“Would you like me to arrest you?” I asked. That’s an old police trick: If you just warn people they often just ignore you, but if you ask them a question then they have to think about it. Once they start to think about the consequences they almost always calm down, unless they’re drunk of course, or stoned, or aged between fourteen and twenty-one, or Glaswegian.

There’s no such thing as a full-service forensics team. It’s very expensive, so you order bits of it up from the Home Office like a Chinese takeout. Judging by the number of noddy suits filing past us Stephanopoulis had gone for the super-deluxe meal for six with extra egg fried rice. I was, I guessed, the fortune cookie.

Peter's life as an apprentice to the magician is not an easy one and it only gets more and more difficult with each case but what I love about this guy is that he takes everything in stride and he improvises like mad. Peter has this brilliant mind of a crazy scientist. He learns spells, takes them apart and improves them - that's what's so fascinating about him. He's got a questioning mind.

This time when he investigates dying jazz musicians, the case hits close to home as his dad is trying to revive his career.

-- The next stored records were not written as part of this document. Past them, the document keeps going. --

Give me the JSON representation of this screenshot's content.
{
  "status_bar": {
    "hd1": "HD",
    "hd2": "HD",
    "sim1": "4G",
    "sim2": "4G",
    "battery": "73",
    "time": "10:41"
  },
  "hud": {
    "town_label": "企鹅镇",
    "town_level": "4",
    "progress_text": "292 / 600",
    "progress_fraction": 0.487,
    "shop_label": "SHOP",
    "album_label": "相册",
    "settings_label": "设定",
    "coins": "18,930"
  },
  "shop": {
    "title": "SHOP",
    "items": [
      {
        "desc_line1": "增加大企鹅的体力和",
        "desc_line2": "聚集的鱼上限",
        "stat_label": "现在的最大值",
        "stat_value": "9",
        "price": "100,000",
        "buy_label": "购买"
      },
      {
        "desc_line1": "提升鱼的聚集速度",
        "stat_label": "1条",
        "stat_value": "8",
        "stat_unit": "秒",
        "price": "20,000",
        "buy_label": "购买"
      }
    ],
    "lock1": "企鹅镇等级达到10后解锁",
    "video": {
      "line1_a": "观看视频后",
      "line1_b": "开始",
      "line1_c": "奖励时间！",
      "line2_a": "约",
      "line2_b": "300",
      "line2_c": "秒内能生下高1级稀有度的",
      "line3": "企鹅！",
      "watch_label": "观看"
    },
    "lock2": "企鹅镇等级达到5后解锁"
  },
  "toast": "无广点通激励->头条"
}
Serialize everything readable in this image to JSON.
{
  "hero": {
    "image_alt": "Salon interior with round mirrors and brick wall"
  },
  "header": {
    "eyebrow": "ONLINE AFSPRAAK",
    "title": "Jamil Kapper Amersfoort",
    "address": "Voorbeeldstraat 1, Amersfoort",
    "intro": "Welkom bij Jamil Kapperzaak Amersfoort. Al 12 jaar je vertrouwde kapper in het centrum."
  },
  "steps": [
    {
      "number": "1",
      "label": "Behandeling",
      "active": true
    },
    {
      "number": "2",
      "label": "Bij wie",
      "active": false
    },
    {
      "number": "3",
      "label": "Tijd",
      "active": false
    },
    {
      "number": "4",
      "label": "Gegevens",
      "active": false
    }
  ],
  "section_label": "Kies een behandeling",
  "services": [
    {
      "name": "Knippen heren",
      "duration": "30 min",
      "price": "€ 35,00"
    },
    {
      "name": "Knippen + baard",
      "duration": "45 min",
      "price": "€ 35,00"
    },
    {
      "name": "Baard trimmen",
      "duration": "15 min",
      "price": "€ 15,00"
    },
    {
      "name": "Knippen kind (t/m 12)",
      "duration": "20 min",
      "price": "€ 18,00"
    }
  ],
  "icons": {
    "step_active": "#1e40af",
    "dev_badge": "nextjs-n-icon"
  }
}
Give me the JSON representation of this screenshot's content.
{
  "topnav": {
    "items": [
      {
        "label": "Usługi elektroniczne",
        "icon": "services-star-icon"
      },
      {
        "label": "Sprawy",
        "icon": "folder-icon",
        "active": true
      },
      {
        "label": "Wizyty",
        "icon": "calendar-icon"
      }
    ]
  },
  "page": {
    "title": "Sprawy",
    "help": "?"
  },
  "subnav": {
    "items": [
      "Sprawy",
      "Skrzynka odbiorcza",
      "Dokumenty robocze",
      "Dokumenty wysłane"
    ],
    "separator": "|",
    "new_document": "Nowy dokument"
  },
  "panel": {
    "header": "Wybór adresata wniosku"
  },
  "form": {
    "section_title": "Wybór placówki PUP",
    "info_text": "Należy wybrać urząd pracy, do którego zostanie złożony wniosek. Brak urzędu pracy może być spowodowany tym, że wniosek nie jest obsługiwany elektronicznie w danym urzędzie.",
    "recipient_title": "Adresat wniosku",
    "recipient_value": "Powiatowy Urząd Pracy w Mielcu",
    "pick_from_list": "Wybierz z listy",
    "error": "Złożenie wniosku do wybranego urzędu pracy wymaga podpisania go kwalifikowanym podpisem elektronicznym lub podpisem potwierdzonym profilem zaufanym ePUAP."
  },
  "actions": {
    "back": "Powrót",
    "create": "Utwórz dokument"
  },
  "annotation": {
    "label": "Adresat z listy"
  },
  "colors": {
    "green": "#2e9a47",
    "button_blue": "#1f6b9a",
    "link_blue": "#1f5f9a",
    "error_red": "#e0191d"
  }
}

There is also a side case of an evil magician, who is playing havoc in Soho, and whose roots go back to the school where Peter's master learned his craft.

There are clubs with live music, sunrises on Soho's roofs, mad chase for magical creatures, wisps of vestigium... - all of it covering the old secrets and tragedies. There are no happy-endings, instead the end is always bittersweet which somehow makes what ifs of The Metropolitan Police magic even more real.

This is a solid series with great writing and world-building, and I would recommend it to anyone who likes urban fantasy with witty and wry male lead characters.